Part of the problem, I think, is the notion of “audience.” I can’t tell you how many times I’ve heard myself and fellow worship leaders refer to the congregation as “the audience.” But that’s not why they’re there. They didn’t come to be an audience. They’ve gathered to worship God. And God doesn’t need you or me in order for that to happen. If we don’t worship, Jesus said “the very stones would cry out” (Luke 19:40)! That’s a sobering reminder as we “take the stage” on Sundays.
We even see this idea reflected in the aphorism, “Audience of One.” Don’t get offended. I get the idea behind it. However, I think when we borrow language from the world of performing arts in worship, we start to get the wrong idea about what we’re actually doing.
Let me say it this way: when someone performs (a musician, an actor, etc.), his intended purpose is to convey a message to the audience. In some cases, the purpose is simply to amuse or entertain the audience. I would posit the notion that when we worship, we are doing none of the above.
Someone may object, “Ah! But we are conveying a message to God. A message of his worth.” But do we not think that he knows that he is worthy of our praise? Surely he does. And surely he knows that we recognize it to whatever level our feeble minds can grasp. And even the crassest person purporting to be a Christian wouldn’t subscribe to the idea that we worship to amuse or entertain God.
Whatever argument one may make in support of the notion of audience in worship, I would strongly recommend that we delete it from our minds in regards to worship, whether musical or otherwise. God is not impressed with you. When we gather on the Lord’s Day to sing songs about and to him, he does not look down from his throne and say, “Hey, that band sounds pretty awesome! I sure am lucky they’re playing music for me instead of the devil.”
Instead, when we meet with God’s people, and we encourage one another through preaching and singing (Colossians 3:16), God is honored; he is pleased; he is glorified; but do not be deceived, he is not impressed. He is not an audience. He is so much greater than an audience. He not only receives praise, but he also enables us to praise. He not only listens to our songs, but he also sings along with us. Jesus is truly the leader of worship in our churches, not the guy holding the guitar.

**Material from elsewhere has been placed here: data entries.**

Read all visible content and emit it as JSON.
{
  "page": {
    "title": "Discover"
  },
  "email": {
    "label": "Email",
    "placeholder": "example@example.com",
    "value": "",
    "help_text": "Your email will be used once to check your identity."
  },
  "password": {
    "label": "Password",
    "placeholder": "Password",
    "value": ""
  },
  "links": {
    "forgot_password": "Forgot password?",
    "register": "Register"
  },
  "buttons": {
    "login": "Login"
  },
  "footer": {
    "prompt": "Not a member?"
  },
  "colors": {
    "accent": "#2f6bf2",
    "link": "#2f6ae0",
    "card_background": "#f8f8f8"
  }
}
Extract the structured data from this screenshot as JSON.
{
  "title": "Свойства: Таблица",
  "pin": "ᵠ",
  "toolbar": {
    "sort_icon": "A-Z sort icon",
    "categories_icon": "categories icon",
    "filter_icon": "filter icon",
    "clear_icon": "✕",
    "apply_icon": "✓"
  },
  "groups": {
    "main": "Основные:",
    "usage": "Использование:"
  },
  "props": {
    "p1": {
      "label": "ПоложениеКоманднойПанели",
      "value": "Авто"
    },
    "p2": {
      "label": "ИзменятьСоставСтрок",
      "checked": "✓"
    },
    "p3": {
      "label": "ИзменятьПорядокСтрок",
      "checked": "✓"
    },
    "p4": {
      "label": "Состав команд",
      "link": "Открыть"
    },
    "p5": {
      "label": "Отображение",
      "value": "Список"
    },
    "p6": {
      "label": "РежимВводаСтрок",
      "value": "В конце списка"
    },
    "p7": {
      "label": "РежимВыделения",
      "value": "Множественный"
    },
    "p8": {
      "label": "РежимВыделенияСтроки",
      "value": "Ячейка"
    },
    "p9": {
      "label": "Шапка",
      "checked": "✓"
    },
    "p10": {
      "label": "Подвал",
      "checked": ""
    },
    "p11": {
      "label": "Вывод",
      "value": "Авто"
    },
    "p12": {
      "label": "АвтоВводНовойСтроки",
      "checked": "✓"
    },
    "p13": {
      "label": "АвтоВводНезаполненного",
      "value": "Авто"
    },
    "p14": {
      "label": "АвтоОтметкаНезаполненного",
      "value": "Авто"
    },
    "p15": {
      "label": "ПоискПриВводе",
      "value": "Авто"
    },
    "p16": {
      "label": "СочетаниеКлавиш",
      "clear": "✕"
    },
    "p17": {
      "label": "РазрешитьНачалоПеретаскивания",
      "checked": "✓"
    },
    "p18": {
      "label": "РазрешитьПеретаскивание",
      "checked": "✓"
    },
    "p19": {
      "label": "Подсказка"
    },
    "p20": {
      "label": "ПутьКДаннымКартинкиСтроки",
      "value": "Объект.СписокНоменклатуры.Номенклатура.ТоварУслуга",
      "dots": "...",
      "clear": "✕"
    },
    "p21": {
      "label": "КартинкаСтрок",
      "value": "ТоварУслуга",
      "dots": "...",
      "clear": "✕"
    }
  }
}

So, be encouraged. While this may read more like a rebuke than an encouragement, a great burden has been lifted from your shoulders. No more should you try to put together an impressive performance because you think that’s what will keep bringing people back the next Sunday. What will bring Christ’s sheep back is the Holy Spirit.
We have a responsibility as those who have been entrusted with some level of the spiritual care of Christ’s sheep. We should, therefore, value them because of who they belong to. And if anything we do as worship ministers hinders them from being able to genuinely participate in the singing, to be blunt, we’re being selfish.